Rachmaninov’s Corelli variations were a ‘tour de force’ of technical brilliance and masterly control of sound. From the luminosity of the simple theme he was able to give such character to each of the variations. Even the sparkling cadenzas were shaped in such a musically way giving meaning to the notes that were just musical shapes of exquisite beauty and excitement. The tumultuous final octaves at the end were allowed to vibrate as the theme magically reappeared on a cloud of sound much as Bach’s Aria in the Goldberg variations returns after a momentous voyage of discovery.
A remarkable recital from a pianist that over these few years has matured into a artist of great stature. The little Mazurka op 24 n.2 was the perfect way of thanking his faithful public after his fifth performance at St Mary’s. We look forward to many more occasions of appreciating the great artistry of this young musician.
Andrzej Wierciński is a semi finalist of the XVIII International Fryderyk Chopin Piano Competition in Warsaw in 2021. Over the last decade Andrzej has earned an impressive string of awards at prestigious Polish and international piano competitions – most notably winning 1st Prizes at: the International F. Chopin Competition “Golden Ring” in Slovenia (2014), the International F. Chopin Competition in Budapest (2014), the International Neapolitan Masters Competition in Naples (2018), the First Vienna International Music Competition (2019), the International Piano Competition in Saint-Priest in France (2019) and the 46th Polish F. Chopin Competition in Warsaw.

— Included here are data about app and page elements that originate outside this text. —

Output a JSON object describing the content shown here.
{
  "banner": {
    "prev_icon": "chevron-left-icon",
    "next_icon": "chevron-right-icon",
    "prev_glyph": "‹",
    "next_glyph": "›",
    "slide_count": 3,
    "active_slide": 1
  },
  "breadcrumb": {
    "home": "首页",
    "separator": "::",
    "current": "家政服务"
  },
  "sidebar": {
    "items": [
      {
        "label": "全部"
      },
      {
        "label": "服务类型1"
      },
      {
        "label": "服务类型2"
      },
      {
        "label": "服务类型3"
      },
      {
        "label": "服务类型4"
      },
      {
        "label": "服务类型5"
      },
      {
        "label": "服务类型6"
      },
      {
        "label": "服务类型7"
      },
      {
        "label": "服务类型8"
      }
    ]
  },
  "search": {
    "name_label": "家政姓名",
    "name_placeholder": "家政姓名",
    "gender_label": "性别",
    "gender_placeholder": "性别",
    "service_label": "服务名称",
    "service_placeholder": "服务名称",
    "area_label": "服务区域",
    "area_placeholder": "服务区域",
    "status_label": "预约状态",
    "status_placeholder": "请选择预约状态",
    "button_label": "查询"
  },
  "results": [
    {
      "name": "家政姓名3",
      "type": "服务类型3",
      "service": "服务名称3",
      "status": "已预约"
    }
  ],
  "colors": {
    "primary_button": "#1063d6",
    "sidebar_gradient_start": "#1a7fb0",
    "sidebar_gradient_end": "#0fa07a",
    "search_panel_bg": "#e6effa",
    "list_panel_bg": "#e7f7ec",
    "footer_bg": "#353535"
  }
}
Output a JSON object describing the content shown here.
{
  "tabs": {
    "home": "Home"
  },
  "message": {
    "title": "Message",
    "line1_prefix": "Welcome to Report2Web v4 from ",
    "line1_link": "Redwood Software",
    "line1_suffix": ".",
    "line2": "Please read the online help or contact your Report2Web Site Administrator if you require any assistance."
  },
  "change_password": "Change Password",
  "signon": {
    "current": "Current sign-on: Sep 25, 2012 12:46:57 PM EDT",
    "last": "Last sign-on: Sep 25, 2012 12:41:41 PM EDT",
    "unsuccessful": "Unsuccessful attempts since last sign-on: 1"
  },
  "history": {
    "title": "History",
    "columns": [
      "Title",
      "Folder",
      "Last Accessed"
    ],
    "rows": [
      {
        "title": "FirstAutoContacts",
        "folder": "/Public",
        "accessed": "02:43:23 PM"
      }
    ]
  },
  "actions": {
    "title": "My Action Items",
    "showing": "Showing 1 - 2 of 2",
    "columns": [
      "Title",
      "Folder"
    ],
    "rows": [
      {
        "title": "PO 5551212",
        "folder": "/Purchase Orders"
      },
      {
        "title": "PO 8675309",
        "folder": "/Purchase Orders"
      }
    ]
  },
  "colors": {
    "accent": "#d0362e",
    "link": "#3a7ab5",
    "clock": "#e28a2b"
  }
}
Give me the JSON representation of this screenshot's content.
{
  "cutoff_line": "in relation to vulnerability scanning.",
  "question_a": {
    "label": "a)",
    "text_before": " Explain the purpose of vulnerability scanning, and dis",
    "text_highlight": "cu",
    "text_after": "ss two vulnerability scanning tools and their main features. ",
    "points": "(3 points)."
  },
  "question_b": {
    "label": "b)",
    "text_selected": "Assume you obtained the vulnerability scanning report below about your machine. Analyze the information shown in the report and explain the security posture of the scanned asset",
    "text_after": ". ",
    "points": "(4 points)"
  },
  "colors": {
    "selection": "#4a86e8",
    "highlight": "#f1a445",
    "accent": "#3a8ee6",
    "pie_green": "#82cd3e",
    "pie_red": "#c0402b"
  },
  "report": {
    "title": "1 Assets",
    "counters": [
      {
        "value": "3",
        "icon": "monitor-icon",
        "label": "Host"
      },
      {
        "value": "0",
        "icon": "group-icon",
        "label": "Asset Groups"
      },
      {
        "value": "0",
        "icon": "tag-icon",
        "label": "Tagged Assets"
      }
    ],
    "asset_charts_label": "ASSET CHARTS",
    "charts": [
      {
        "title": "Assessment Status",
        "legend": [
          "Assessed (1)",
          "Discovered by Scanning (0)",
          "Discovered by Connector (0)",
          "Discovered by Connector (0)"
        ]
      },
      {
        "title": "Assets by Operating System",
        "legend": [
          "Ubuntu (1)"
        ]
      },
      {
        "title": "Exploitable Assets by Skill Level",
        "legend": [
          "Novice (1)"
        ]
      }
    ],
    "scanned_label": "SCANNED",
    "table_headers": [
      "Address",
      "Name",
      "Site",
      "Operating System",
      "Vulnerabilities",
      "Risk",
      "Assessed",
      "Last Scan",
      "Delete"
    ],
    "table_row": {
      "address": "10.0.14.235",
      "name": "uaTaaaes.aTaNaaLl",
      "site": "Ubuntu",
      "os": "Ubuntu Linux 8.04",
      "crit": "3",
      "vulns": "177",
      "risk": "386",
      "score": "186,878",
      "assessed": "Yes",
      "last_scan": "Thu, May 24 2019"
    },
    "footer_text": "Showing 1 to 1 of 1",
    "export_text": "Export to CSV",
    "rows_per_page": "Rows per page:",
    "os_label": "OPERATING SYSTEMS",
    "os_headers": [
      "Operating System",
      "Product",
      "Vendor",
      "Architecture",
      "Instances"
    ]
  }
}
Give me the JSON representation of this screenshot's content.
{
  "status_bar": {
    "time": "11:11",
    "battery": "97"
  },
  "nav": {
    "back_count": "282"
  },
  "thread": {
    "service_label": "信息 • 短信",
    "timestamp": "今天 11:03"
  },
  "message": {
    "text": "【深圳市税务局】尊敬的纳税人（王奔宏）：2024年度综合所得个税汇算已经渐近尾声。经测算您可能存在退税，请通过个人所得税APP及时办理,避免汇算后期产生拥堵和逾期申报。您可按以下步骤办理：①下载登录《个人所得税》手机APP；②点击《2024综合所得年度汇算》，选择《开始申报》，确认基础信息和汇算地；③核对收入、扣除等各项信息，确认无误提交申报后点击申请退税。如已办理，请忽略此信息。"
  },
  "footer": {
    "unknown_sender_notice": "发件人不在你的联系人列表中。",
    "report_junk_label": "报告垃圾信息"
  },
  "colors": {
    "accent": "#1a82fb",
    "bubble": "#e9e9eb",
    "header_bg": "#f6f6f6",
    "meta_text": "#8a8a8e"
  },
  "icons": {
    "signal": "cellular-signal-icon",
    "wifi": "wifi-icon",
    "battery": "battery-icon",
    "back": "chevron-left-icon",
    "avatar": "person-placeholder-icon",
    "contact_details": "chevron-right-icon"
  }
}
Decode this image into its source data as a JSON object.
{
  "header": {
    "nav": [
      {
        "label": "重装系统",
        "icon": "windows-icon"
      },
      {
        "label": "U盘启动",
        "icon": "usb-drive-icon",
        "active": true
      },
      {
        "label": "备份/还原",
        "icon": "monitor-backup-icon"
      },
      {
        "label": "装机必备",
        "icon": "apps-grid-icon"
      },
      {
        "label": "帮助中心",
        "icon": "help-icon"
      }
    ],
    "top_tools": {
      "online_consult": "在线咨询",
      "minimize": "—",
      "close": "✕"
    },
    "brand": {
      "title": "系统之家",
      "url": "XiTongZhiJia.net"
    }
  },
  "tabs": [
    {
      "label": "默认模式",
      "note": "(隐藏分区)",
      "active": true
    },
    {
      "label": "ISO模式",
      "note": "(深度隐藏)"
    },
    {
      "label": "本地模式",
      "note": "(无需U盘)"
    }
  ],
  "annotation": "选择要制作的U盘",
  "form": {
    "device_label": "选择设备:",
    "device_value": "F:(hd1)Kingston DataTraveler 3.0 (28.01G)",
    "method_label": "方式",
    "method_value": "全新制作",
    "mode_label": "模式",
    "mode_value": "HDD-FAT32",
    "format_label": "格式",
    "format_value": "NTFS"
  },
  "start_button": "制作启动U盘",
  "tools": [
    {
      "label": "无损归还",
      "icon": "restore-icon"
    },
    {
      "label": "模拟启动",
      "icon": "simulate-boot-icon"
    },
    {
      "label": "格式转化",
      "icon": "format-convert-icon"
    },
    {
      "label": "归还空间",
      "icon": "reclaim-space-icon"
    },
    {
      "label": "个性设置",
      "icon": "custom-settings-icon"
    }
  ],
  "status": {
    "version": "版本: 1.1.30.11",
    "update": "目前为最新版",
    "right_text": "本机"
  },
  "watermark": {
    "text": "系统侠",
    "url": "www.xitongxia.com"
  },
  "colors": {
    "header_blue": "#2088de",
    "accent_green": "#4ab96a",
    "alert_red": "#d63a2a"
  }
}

Those prizes have included many concert engagements abroad, golden medals and cooperation with recording labels in Europe and the Far East, as well as gaining for Andrzej an expanded following of listeners to his music. For example, during the visit to Japan in 2015 of the President of Poland (H. E. Bronisław Komorowski), Andrzej played a Chopin recital in Tokyo in the presence of Princess Masako Owada. In 2015 the KAWAI company invited him to play in Asia whilst in 2019 Andrzej performed a special recital for the Cobbe Collection Trust of historic instruments at Hatchlands Park in the UK, then playing on the 1845 Erard used by Thalberg. He has played concerts in most European countries – including several in the UK – as well as in Canada, Japan and Indonesia. He has performed at significant venues throughout Holland – Het Concertgebouw, and in Slovak Philharmonic and in Warsaw at the Łazienki Królewskie (Chopin’s statue). Andrzej has also collaborated with the best orchestras in the country, such as the National Philharmonic Orchestra and the Polish National Radio Symphony Orchestra.
In developing his music career Andrzej has taken part in international master courses conducted by eminent pedagogues such as Michel Beroff, Dmitri Alexeev, Akiko Ebi, Andrzej Jasiński, Lee Kum-Sing, Anna Malikova, Dang Thai Son. He has also benefited from invaluable advice and encouragement from Daniil Trifonov. Andrzej Wierciński holds Artistic Scholarships from the Sinfonia Varsovia Foundation, the Krystian Zimerman Scholarship and the YAMAHA Foundation. In 2016 he released his first CD (of works by Chopin, Schumann and Scarlatti).